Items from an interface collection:

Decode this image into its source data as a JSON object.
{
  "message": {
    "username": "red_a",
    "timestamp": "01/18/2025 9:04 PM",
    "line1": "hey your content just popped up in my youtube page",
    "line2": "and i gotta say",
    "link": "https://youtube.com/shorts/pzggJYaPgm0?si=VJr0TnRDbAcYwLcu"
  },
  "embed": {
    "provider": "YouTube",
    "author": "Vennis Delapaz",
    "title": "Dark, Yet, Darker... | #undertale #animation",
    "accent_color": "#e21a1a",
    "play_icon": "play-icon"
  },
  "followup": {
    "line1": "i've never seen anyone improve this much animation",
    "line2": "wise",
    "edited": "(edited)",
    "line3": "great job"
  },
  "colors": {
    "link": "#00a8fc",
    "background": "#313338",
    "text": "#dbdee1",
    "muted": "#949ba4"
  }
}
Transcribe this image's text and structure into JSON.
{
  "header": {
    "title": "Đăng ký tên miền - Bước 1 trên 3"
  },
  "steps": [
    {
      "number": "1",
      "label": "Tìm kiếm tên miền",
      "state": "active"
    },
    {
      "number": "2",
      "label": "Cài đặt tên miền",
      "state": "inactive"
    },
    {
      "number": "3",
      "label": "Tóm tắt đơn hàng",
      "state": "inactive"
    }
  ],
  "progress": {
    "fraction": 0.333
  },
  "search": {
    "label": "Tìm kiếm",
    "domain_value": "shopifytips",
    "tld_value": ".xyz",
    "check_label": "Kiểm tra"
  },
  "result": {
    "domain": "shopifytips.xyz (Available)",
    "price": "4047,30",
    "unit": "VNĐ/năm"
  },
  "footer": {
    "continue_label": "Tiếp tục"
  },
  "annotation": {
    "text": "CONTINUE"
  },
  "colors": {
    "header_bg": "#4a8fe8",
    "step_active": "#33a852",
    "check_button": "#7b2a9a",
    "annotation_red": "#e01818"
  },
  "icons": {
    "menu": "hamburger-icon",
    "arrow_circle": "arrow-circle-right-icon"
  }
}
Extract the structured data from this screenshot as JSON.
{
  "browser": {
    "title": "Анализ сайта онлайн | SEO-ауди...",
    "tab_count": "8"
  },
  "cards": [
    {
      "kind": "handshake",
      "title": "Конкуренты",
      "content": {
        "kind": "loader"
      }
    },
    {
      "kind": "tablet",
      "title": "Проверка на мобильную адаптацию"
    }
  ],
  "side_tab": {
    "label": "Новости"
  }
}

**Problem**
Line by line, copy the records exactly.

**Your solution**
Decode this image into its source data as a JSON object.
{
  "message": {
    "username": "red_a",
    "timestamp": "01/18/2025 9:04 PM",
    "line1": "hey your content just popped up in my youtube page",
    "line2": "and i gotta say",
    "link": "https://youtube.com/shorts/pzggJYaPgm0?si=VJr0TnRDbAcYwLcu"
  },
  "embed": {
    "provider": "YouTube",
    "author": "Vennis Delapaz",
    "title": "Dark, Yet, Darker... | #undertale #animation",
    "accent_color": "#e21a1a",
    "play_icon": "play-icon"
  },
  "followup": {
    "line1": "i've never seen anyone improve this much animation",
    "line2": "wise",
    "edited": "(edited)",
    "line3": "great job"
  },
  "colors": {
    "link": "#00a8fc",
    "background": "#313338",
    "text": "#dbdee1",
    "muted": "#949ba4"
  }
}
Transcribe this image's text and structure into JSON.
{
  "header": {
    "title": "Đăng ký tên miền - Bước 1 trên 3"
  },
  "steps": [
    {
      "number": "1",
      "label": "Tìm kiếm tên miền",
      "state": "active"
    },
    {
      "number": "2",
      "label": "Cài đặt tên miền",
      "state": "inactive"
    },
    {
      "number": "3",
      "label": "Tóm tắt đơn hàng",
      "state": "inactive"
    }
  ],
  "progress": {
    "fraction": 0.333
  },
  "search": {
    "label": "Tìm kiếm",
    "domain_value": "shopifytips",
    "tld_value": ".xyz",
    "check_label": "Kiểm tra"
  },
  "result": {
    "domain": "shopifytips.xyz (Available)",
    "price": "4047,30",
    "unit": "VNĐ/năm"
  },
  "footer": {
    "continue_label": "Tiếp tục"
  },
  "annotation": {
    "text": "CONTINUE"
  },
  "colors": {
    "header_bg": "#4a8fe8",
    "step_active": "#33a852",
    "check_button": "#7b2a9a",
    "annotation_red": "#e01818"
  },
  "icons": {
    "menu": "hamburger-icon",
    "arrow_circle": "arrow-circle-right-icon"
  }
}
Extract the structured data from this screenshot as JSON.
{
  "browser": {
    "title": "Анализ сайта онлайн | SEO-ауди...",
    "tab_count": "8"
  },
  "cards": [
    {
      "kind": "handshake",
      "title": "Конкуренты",
      "content": {
        "kind": "loader"
      }
    },
    {
      "kind": "tablet",
      "title": "Проверка на мобильную адаптацию"
    }
  ],
  "side_tab": {
    "label": "Новости"
  }
}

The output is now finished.